Quick Amargasaurus Facts

  • Was 3 car lengths long
  • Weighed as much as 2 White Rhinoceroses
  • Lived to be about 100 years old
  • Could run up to 31 MPH—same as a rhino!
  • Lived in South America
Amargasaurus Pictures

About Amargasaurus

Amargasaurus is a dinosaur which lived approximately 130 million years ago during the early Cretaceous Period. An interesting fact about Amargasaurus is that its name means “La Amarga lizard”; a name it was given because it was first discovered in La Amarga Arroyo, Argentina. Its fossils were first discovered in 1991 by José and Salgado Bonaparte. In Spanish La Amarga means “bitter creek”, so in essence the name of this dinosaur means ‘bitter creek lizard’.

This dinosaur was approximately 30-35 feet long and weighed around 5 tons. It had a 7 foot long neck and walked on all four legs. For protection, it had two rows of spines that grew out of its neck, back and tail. Some paleontologists have postulated that this dinosaur may have actually had a sail that grew out of its back. If it did, then it would have been used to make the dinosaur look better, for regulation of body temperature or maybe even used for mating rituals.

This dinosaur was a sauropod like Brontosaurus, Apatosaurus and Brachiosaurus. However, although it belongs to this family of dinosaurs, it is one of the smallest dinosaurs in this group. It was half the length and a third of the weight of the Brontosaurus, and was almost a third of the size and more than half the weight of Brachiosaurus.

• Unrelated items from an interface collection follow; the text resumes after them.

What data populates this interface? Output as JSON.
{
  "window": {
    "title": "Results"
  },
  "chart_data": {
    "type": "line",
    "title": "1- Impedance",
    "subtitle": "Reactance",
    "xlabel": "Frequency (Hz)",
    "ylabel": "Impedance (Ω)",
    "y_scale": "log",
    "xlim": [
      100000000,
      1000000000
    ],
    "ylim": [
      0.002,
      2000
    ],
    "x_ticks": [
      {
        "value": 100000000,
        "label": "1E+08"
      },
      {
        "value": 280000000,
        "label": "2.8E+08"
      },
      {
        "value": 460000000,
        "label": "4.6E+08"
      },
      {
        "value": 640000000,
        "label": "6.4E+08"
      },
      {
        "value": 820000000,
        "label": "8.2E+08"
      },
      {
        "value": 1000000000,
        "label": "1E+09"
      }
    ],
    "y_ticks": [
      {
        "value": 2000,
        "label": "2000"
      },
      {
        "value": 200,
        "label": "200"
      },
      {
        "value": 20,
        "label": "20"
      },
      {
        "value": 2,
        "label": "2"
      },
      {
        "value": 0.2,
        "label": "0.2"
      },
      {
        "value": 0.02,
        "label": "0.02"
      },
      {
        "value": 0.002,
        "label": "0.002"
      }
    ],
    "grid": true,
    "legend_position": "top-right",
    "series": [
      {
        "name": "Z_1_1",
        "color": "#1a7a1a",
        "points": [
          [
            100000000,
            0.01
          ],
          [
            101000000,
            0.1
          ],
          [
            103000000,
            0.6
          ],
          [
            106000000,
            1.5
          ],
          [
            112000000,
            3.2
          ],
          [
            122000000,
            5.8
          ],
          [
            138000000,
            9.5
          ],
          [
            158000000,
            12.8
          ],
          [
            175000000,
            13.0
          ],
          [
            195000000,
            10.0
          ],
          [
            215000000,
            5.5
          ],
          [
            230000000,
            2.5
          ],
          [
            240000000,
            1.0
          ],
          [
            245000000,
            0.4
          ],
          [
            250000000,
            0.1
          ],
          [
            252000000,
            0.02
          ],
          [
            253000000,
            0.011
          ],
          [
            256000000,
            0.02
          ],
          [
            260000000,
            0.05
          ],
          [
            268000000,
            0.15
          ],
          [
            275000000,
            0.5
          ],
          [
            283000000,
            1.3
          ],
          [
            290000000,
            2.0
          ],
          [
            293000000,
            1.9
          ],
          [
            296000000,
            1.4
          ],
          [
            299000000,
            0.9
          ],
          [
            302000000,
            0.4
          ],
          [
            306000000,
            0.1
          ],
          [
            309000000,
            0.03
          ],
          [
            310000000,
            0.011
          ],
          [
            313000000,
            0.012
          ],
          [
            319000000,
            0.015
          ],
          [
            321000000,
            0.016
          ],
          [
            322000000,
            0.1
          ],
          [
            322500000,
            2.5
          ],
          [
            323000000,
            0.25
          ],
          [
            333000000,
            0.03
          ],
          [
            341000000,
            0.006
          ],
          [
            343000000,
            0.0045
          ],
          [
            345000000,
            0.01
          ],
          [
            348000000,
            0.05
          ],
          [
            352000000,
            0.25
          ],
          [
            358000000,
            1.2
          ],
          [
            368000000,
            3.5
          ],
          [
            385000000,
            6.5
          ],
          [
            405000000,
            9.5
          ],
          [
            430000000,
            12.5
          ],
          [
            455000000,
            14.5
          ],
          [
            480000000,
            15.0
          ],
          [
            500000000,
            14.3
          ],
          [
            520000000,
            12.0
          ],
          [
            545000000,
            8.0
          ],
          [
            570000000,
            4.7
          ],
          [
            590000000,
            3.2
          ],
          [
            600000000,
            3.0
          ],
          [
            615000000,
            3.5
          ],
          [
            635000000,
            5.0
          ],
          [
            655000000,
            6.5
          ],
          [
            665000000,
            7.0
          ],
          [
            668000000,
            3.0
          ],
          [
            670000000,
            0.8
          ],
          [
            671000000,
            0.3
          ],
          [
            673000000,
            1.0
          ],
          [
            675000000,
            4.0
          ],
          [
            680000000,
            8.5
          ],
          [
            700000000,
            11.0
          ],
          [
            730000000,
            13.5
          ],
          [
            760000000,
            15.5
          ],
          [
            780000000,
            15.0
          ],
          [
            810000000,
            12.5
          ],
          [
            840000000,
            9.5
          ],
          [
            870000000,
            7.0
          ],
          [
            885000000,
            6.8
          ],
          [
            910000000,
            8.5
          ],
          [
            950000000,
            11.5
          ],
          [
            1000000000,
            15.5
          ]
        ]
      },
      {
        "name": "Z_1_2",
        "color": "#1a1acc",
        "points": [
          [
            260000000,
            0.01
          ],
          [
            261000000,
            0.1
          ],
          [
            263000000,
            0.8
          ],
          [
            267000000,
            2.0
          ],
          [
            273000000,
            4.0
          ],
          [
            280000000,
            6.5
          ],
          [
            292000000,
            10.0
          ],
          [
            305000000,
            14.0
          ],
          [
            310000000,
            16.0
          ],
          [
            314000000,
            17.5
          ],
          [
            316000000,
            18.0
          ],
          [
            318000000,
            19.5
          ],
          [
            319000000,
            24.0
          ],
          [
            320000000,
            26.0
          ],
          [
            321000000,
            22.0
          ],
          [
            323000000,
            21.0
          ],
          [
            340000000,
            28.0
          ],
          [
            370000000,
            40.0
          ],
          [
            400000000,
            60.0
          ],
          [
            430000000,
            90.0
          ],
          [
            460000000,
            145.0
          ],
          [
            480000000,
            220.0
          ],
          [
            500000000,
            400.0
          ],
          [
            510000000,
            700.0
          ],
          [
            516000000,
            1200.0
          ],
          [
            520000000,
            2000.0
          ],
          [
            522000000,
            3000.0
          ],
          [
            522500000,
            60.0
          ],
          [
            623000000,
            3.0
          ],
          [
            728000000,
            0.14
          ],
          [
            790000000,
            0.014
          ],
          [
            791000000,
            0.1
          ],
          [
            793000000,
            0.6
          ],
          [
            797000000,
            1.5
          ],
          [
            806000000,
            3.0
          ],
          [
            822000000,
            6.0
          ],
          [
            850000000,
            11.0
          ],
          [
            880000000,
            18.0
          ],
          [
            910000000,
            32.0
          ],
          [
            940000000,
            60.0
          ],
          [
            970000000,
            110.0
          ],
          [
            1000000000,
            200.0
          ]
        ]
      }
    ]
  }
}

Since Amargasaurus is a sauropod it was most likely an herbivore. It probably lived off of a diet of seed ferns, gingkos, club mosses and cycads. Since this dinosaur didn’t have teeth, then it probably had to swallow all of this plant material whole. Therefore, it has been postulated by paleontologists that this dinosaur may have swallowed stones that helped grind this plant material in its stomach, aiding in digestion.

Paleontologists also believe that these dinosaurs may have traveled in herds. This would have protected individual animals in the herd from predators. It has also been theorized that these dinosaurs had eggs in clutches and may have even taken care of them like modern birds do.

Amargasaurus Pictures

Amargasaurus by Ezequiel Vera
Amargasaurus by Hareguizer
Amargasaurus by Andrew Minniear
Amargasaurus by Kaek Starkiller
Amargasaurus by Nobu Tamura